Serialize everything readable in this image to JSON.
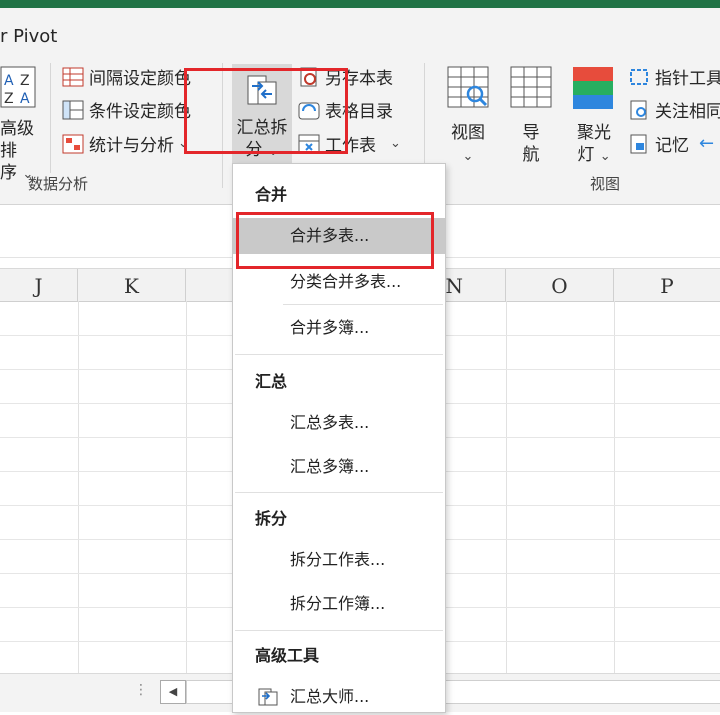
{
  "ribbon": {
    "tab_title": "r Pivot",
    "sort_button": {
      "line1": "高级排",
      "line2": "序"
    },
    "group1_items": [
      "间隔设定颜色",
      "条件设定颜色",
      "统计与分析"
    ],
    "group1_label": "数据分析",
    "summarize_button": {
      "line1": "汇总拆",
      "line2": "分"
    },
    "group2_items": [
      "另存本表",
      "表格目录",
      "工作表"
    ],
    "view_buttons": [
      {
        "label": "视图",
        "sub": ""
      },
      {
        "label": "导",
        "sub": "航"
      },
      {
        "label": "聚光",
        "sub": "灯"
      }
    ],
    "group3_items": [
      "指针工具",
      "关注相同",
      "记忆"
    ],
    "view_group_label": "视图"
  },
  "columns": [
    "J",
    "K",
    "N",
    "O",
    "P"
  ],
  "dropdown": {
    "sections": [
      {
        "header": "合并",
        "items": [
          "合并多表...",
          "分类合并多表...",
          "合并多簿..."
        ]
      },
      {
        "header": "汇总",
        "items": [
          "汇总多表...",
          "汇总多簿..."
        ]
      },
      {
        "header": "拆分",
        "items": [
          "拆分工作表...",
          "拆分工作簿..."
        ]
      },
      {
        "header": "高级工具",
        "items": [
          "汇总大师..."
        ]
      }
    ],
    "highlighted_item": "合并多表..."
  },
  "colors": {
    "accent": "#217346",
    "highlight_border": "#e3262a",
    "menu_hover": "#c9c9c9"
  }
}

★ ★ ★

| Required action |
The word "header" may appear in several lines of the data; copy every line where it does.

| Answer section |
        "header": "合并",
        "header": "汇总",
        "header": "拆分",
        "header": "高级工具",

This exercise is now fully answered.